Three weeks ago, I experienced one of the most exhilarating days of my entire life. As mentioned in the postscript of the last article, I got married and not just to anyone. I married a man I've known since high school, who I've been friends with for ten years, and who has wanted to tie the knot for seven. There was laughter, there was weeping, and ecstasy like neither of us had ever imagined. I mention this not to initiate a blog post, but rather as an example for the topic at hand: emotion memory.
During the months of preparation before the big day, I was asked to prioritize what was most important to me amongst the planning elements. The flowers? The dress? For me, the answer was hands down an artistic photographer and a videographer who knew how to tell a story. Why splurge on these? Because I wanted the best chronicle I could possibly get of that day. Seeing how fast the merry event went by, I am ever thankful that I made this choice. Through the photographs and wedding film, I now have a means to reference the minute details and revisit a whole sea of emotion-rich moments from that day.

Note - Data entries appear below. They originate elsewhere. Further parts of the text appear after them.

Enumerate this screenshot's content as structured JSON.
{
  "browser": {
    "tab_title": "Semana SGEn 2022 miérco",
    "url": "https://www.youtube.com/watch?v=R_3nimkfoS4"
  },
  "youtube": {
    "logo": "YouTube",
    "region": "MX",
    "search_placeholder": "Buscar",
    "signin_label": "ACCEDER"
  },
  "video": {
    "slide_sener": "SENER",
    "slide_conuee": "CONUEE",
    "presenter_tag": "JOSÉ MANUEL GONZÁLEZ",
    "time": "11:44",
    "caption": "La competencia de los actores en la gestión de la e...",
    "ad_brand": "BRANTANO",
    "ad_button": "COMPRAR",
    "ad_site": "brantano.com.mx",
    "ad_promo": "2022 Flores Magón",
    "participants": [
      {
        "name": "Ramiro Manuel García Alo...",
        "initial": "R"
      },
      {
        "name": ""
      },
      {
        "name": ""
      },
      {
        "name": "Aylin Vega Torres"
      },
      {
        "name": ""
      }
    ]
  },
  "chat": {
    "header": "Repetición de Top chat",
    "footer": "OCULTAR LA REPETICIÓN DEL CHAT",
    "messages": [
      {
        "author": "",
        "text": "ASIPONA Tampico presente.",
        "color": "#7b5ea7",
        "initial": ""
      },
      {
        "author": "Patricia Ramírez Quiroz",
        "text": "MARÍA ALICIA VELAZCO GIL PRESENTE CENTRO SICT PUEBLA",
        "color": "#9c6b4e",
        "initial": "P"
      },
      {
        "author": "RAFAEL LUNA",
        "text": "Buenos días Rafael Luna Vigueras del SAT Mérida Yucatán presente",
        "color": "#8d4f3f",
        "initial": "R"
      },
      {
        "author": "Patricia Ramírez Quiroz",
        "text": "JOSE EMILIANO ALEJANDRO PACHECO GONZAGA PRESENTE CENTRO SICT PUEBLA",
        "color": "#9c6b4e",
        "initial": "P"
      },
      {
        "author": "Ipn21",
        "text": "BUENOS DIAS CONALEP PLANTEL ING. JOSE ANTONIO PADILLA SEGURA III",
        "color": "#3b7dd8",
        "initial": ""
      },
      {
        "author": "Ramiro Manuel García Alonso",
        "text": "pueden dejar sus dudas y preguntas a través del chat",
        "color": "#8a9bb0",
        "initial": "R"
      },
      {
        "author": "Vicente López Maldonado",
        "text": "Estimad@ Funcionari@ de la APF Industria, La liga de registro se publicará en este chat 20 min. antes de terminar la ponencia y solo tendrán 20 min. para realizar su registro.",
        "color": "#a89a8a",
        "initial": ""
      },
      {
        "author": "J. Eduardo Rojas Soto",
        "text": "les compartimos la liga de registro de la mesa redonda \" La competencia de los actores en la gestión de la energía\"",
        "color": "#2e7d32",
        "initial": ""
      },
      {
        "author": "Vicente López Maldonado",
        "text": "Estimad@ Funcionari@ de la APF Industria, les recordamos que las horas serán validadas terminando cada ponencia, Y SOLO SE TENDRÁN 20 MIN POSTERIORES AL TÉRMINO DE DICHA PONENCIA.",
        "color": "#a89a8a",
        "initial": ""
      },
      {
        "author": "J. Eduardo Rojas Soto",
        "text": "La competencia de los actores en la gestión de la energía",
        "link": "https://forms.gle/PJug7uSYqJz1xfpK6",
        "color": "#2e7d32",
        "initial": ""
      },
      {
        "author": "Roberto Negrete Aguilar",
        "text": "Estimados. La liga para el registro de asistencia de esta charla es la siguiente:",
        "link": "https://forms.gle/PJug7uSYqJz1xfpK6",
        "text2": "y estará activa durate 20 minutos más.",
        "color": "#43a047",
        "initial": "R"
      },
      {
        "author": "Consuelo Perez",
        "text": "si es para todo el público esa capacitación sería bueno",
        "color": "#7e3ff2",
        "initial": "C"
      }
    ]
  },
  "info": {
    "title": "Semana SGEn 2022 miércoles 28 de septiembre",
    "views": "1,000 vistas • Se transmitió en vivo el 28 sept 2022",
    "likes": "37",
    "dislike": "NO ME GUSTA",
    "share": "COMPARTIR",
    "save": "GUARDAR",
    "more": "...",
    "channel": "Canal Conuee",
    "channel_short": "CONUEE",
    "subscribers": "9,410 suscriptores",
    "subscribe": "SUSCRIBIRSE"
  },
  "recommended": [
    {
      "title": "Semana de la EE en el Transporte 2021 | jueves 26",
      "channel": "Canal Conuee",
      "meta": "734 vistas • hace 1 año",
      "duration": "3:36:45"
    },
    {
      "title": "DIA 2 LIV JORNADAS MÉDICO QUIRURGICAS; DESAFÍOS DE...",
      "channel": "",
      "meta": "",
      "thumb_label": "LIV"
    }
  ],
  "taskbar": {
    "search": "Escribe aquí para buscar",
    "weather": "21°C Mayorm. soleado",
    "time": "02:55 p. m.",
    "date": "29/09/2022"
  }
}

I can think of any other number of occasions where I've found a means to record my emotional state, sometimes without realizing I did so. While sifting through notebooks and hard drives, I've found rants from times when I was so livid with rage, I had to express myself in writing to clear my head. I've found love songs and detailed accounts of the first week Dave and I started dating. I've found poetry where I'd let my soul bleed dry during a period of deep woe. Upon seeing the aforementioned wedding pictures, I suddenly had the epiphany that an emotional scrapbook of my highest highs and lowest lows existed in tangible form.
Emotion memory is a tool actors frequently use to produce realistic performances: crying on command, for example, isn't necessarily about focusing on the final scene from Old Yeller or rubbing menthol in your eyes. Many actors accomplish this by keeping a record, on page and in their heads, of incidents in their life where emotion was peaked. By focusing on the details recalled from these events (ex. a red handkerchief in their hand or a particular flower by the window when a loved one passed away), they can reproduce that emotion, transferring it to the character's situation. Uta Hagen has some excellent information in her books on this difficult technique.
Over the years, I've found that a great many actors' tools are quite useful for writers. Emotion memory is one of these golden eggs. By having a chronicle of emotional milestones in your life, you may very well have a window into a character's psyche. It is easy to say, "I'll never forget that day," but as time goes by, the details get fudged, and knowing the specific nuances of a joyful or traumatic moment can be crucial in relating to your characters and producing a believable scene. No, you may not have been trapped on a sinking ocean liner when a dear family member was lost, but you still may know the hopelessness and despair of losing a loved one. You may have never been tortured for information by Jack Bauer, but you may have had a root canal where the anesthetic failed. You may have never done heroin, but you might have been put on medical grade painkillers that time you got food poisoning for the third week in a row (true story!).
This rings back to a tried and true philosophy on story: a complex and believable character will get you far more mileage than an extraordinary setting or intricate plot. Why did Batman Begins and Dark Knight do so much better than Batman and Robin? Because in the new films, we are given reason to relate to Bruce Wayne as a person who struggles with far deeper issues than avoiding arsenic-tainted kisses from Uma Thurman. We allow ourselves to experience empathy for that character and have a reason to care about him beyond the epic struggle of good verses evil.
Make the word processor, the journal, or the tape recorder your confidant when you go through an emotional milestone. Pay attention to the details as that's the part you'll need the most if you want to relate the event to something your characters go through. You can also apply this technique to remember sensations like pain or being drunk, which is referred to as "sense memory" (Obvious Warning: Do not risk your health to accomplish this. Drinking yourself into a coma, purposefully catching the Swine Flu, or smoking oregano are still idiotic choices, whether done for the sake of art or otherwise. Keep it together, man!).
As with most techniques, emotion and sense memory can be used in any number of different ways. Experiment with it as a means to improve your (and your audience's) connection with your characters. Step into the protagonist's shoes for a bit instead of just following them around with a pen and paper. Consider what would happen if their tragic dilemma were your own, what emotions they must be going through, then compare that with your own emotion memory record. Your villain may react differently than you did, but you still can use your own experience as a map to compare and contrast with their paradigm.
Just like actors, writers must deal with a fair amount of vulnerability to make a technique like this work... It is worth it, however. Have you ever used emotion memory to aid you in writing? How did you go about it? Leave answers in the comment section.
In the next article we'll be returning to the Writer's Toolkit series with a look at software for authors, scriptwriters, and other storytellers.